knowledge and expertise, which results in greater outcomes, with more being
I would add that this networking and interaction also takes
place, and is necessary, among the
principals who we work with in our districts, principals who participate in our
MESPA division activities, and the overall MESPA membership. Without networking
with our colleagues, we work in isolation, depending on ourselves to solve all
the problems that come our way.
As I am coming into my 30th year in education, I realize
that now more than ever, I need the support, viewpoints, and guidance of those who
I work with and those who I know I can contact through MESPA, to assist me in
my role as an instructional leader. I can’t do it alone!
I am presently reading Karin Chenoweth’s books, It’s Being Done (2007) and How It’s Being Done (2009). I was drawn to Chenoweth’s books since
my school is a member of our district’s “AYP Club,” and I am constantly focused
on how we can raise student achievement. One of the elements that Chenoweth has
found in her research that fundamentally changes how we educate all students is
teacher collaboration. The focus of teachers collaborating is to improve
instruction for all students and to guarantee that all students learn. She
writes that learning from colleagues is not something that is “built into the
field of American teaching” (2009).
Learning from colleagues has not always been built into the
field of being principals either. In order to be instructional leaders, we need
to collaboratively work with other principals for support, for encouragement,

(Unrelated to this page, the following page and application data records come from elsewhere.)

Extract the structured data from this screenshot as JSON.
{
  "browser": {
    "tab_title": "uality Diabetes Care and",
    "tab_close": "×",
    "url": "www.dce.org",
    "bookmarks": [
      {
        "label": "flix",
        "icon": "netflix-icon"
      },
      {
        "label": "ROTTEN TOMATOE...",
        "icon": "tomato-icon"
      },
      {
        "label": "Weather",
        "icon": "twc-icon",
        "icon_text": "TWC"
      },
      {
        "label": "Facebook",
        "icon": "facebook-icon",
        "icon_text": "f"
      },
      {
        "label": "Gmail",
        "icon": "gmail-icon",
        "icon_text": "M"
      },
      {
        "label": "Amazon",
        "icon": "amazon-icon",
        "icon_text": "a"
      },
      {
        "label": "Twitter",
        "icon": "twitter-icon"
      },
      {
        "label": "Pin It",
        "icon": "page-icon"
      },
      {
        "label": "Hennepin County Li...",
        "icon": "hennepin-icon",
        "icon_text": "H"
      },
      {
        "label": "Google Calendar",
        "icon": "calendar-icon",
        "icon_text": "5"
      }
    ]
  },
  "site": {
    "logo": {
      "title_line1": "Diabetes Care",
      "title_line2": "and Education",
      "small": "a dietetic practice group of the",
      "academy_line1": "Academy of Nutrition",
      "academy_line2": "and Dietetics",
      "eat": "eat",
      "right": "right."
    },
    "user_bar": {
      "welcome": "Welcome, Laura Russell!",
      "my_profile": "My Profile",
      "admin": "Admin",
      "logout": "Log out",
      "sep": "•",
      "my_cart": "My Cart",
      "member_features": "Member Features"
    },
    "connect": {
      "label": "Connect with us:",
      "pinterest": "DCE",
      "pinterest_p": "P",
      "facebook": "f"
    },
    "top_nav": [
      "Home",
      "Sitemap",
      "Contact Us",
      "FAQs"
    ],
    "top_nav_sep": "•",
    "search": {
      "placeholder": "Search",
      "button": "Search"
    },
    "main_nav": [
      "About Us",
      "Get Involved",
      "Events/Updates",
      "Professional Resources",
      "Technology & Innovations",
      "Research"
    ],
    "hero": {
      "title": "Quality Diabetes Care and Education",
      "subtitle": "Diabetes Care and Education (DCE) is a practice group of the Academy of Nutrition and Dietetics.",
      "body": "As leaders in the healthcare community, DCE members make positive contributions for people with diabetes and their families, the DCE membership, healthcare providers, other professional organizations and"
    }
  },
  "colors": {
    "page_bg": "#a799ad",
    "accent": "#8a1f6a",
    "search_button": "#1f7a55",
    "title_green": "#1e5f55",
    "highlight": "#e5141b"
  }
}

for reflection, for professional development, and for fun! One way to do this
is to be involved in MESPA!